Explain if you need to, but don’t apologise. A good example is when you’re reading an unfinished piece of work. In December, I read out an unedited piece I’d written during National Novel Writing Month. I felt I needed to explain that what they were about to hear wasn’t as highly polished as they were accustomed to, but I was still willing to share with them as an example of what can be done in a month. Should you feel the need to apologise, it’s worth reconsidering whether you want to read out that particular piece.

Before reading to someone, read to no-one. Find a space where you’re on your own and hear how it sounds. Check the inflections you use in the piece, and whether there are any long sentences where you need to take an extra breath in the middle. If you’re reading a new piece, this is also a prime opportunity to make edits.

Practice your page turns. Unlike a rock star, the great thing about being a writer is that you’re often allowed to take your notes on stage. When reading from a book or from sheets of paper, turn up the corner slightly or stick a post-it note on each page to help turn them more easily. When using an e-reader or tablet computer, make sure you practice tapping the correct area of the screen to turn the page, as there is a delay on some devices.

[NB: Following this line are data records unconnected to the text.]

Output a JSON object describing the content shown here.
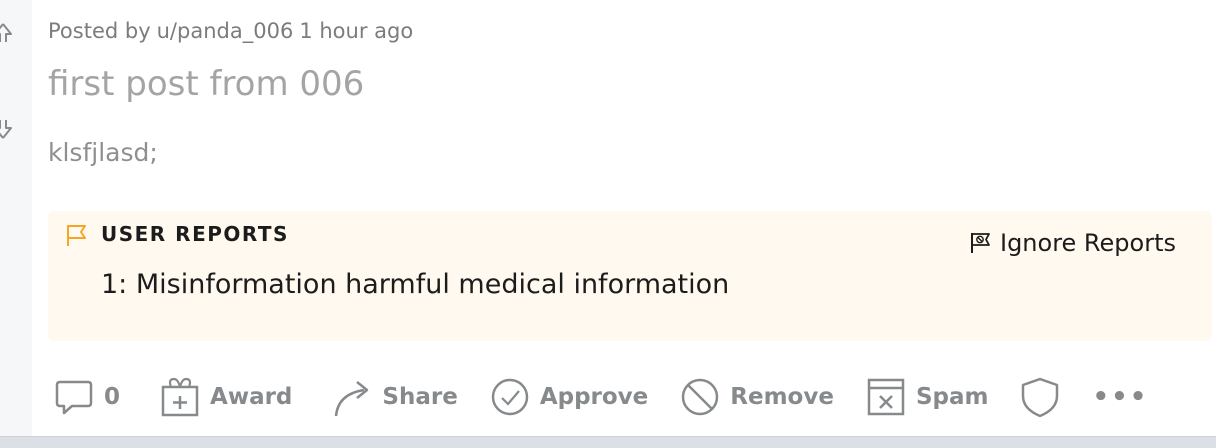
{
  "post": {
    "meta_prefix": "Posted by",
    "author": "u/panda_006",
    "time": "1 hour ago",
    "title": "first post from 006",
    "body": "klsfjlasd;"
  },
  "reports": {
    "heading": "USER REPORTS",
    "ignore_label": "Ignore Reports",
    "items": [
      "1: Misinformation harmful medical information"
    ],
    "flag_color": "#f5a623",
    "background": "#fff9f0"
  },
  "actions": {
    "comments_count": "0",
    "award_label": "Award",
    "share_label": "Share",
    "approve_label": "Approve",
    "remove_label": "Remove",
    "spam_label": "Spam",
    "more_label": "•••"
  },
  "icons": {
    "vote": [
      "upvote-icon",
      "downvote-icon"
    ],
    "actions": [
      "comment-icon",
      "award-icon",
      "share-icon",
      "approve-icon",
      "remove-icon",
      "spam-icon",
      "shield-icon",
      "more-icon"
    ]
  }
}
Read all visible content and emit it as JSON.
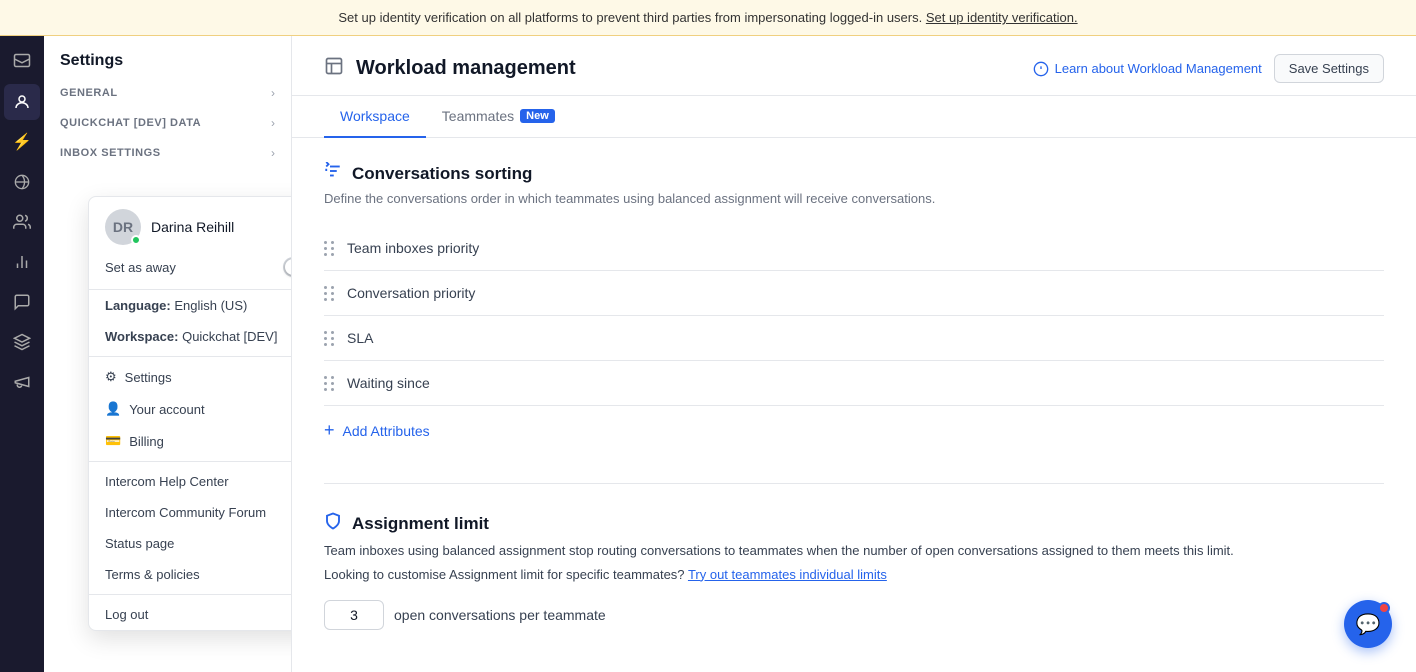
{
  "banner": {
    "text": "Set up identity verification on all platforms to prevent third parties from impersonating logged-in users.",
    "link_text": "Set up identity verification."
  },
  "sidebar": {
    "settings_label": "Settings",
    "sections": [
      {
        "id": "general",
        "label": "GENERAL",
        "has_chevron": true
      },
      {
        "id": "quickchat",
        "label": "QUICKCHAT [DEV] DATA",
        "has_chevron": true
      },
      {
        "id": "inbox",
        "label": "INBOX SETTINGS",
        "has_chevron": true
      }
    ]
  },
  "user_dropdown": {
    "name": "Darina Reihill",
    "set_away_label": "Set as away",
    "language_label": "Language:",
    "language_value": "English (US)",
    "workspace_label": "Workspace:",
    "workspace_value": "Quickchat [DEV]",
    "settings_label": "Settings",
    "your_account_label": "Your account",
    "billing_label": "Billing",
    "help_center_label": "Intercom Help Center",
    "community_label": "Intercom Community Forum",
    "status_label": "Status page",
    "terms_label": "Terms & policies",
    "logout_label": "Log out"
  },
  "header": {
    "icon": "⊞",
    "title": "Workload management",
    "learn_label": "Learn about Workload Management",
    "save_label": "Save Settings"
  },
  "tabs": [
    {
      "id": "workspace",
      "label": "Workspace",
      "active": true
    },
    {
      "id": "teammates",
      "label": "Teammates",
      "badge": "New",
      "active": false
    }
  ],
  "conversations_sorting": {
    "title": "Conversations sorting",
    "description": "Define the conversations order in which teammates using balanced assignment will receive conversations.",
    "items": [
      {
        "id": "team-inboxes",
        "label": "Team inboxes priority"
      },
      {
        "id": "conversation",
        "label": "Conversation priority"
      },
      {
        "id": "sla",
        "label": "SLA"
      },
      {
        "id": "waiting",
        "label": "Waiting since"
      }
    ],
    "add_label": "Add Attributes"
  },
  "assignment_limit": {
    "title": "Assignment limit",
    "desc1": "Team inboxes using balanced assignment stop routing conversations to teammates when the number of open conversations assigned to them meets this limit.",
    "desc2": "Looking to customise Assignment limit for specific teammates?",
    "link_text": "Try out teammates individual limits",
    "input_value": "3",
    "input_suffix": "open conversations per teammate"
  }
}
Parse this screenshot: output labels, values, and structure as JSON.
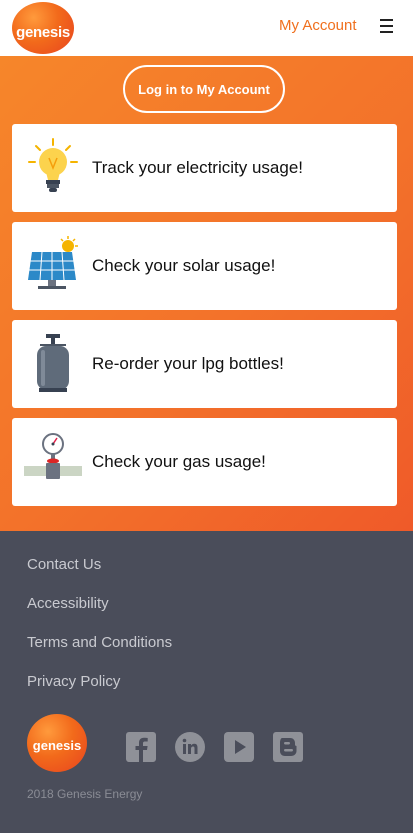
{
  "header": {
    "logo_text": "genesis",
    "account_link": "My Account",
    "menu_icon": "hamburger-menu-icon"
  },
  "hero": {
    "login_button": "Log in to My Account",
    "cards": [
      {
        "label": "Track your electricity usage!",
        "icon": "lightbulb-icon"
      },
      {
        "label": "Check your solar usage!",
        "icon": "solar-panel-icon"
      },
      {
        "label": "Re-order your lpg bottles!",
        "icon": "gas-bottle-icon"
      },
      {
        "label": "Check your gas usage!",
        "icon": "gas-meter-icon"
      }
    ]
  },
  "footer": {
    "links": [
      "Contact Us",
      "Accessibility",
      "Terms and Conditions",
      "Privacy Policy"
    ],
    "logo_text": "genesis",
    "social": [
      "facebook-icon",
      "linkedin-icon",
      "youtube-icon",
      "blogger-icon"
    ],
    "copyright": "2018 Genesis Energy"
  },
  "colors": {
    "brand_orange": "#f3722a",
    "accent_text": "#f0701e",
    "footer_bg": "#4a4d5a",
    "social_icon": "#8f9198"
  }
}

Keep your mouth where everyone can hear it. Avoid tilting your head down to read the piece; instead, hold your manuscript higher and off to one side so it doesn’t muffle your words. Always speak loudly and more slowly than you would in normal conversation. If a microphone is available, keep it at the same distance from your mouth; I’ve seen too many readers wander around the stage and it sounds like a Norman Collier routine. Where possible, work with the sound engineer to set the level before the gig begins.

Sometimes the audience reacts in the wrong places. I’ve had experiences where an audience didn’t laugh in a place I’d expected; don’t point out it’s a joke or tell it again, just move on to the next part without comment. There might be occasions where they react, positively or negatively, in an unexpected place; in this case, pause until it dies down and move on without comment.

Signal that you’ve finished. Just lower your manuscript by your side and/or say, “Thank you.” The audience will take the hint and applaud.

Do it again. This guide doesn’t cover how to deal with nerves. There are many tricks you can use to overcome them: the classic advice to imagine everyone naked, or more unusual methods such as looking at people’s eyebrows to avoid eye contact. However, the only effective way of becoming a confident public speaker is by doing it again and again. It’s worth remembering that the audience sometimes is nervous on behalf of the speaker and most will be forgiving even if you make a mistake.

Speaking of which, even the best of us experience the occasional cock-up. In October, I was invited to a poetry reading at Dundee University and I attempted to read one of them from memory. I managed the second time, but here was the first attempt: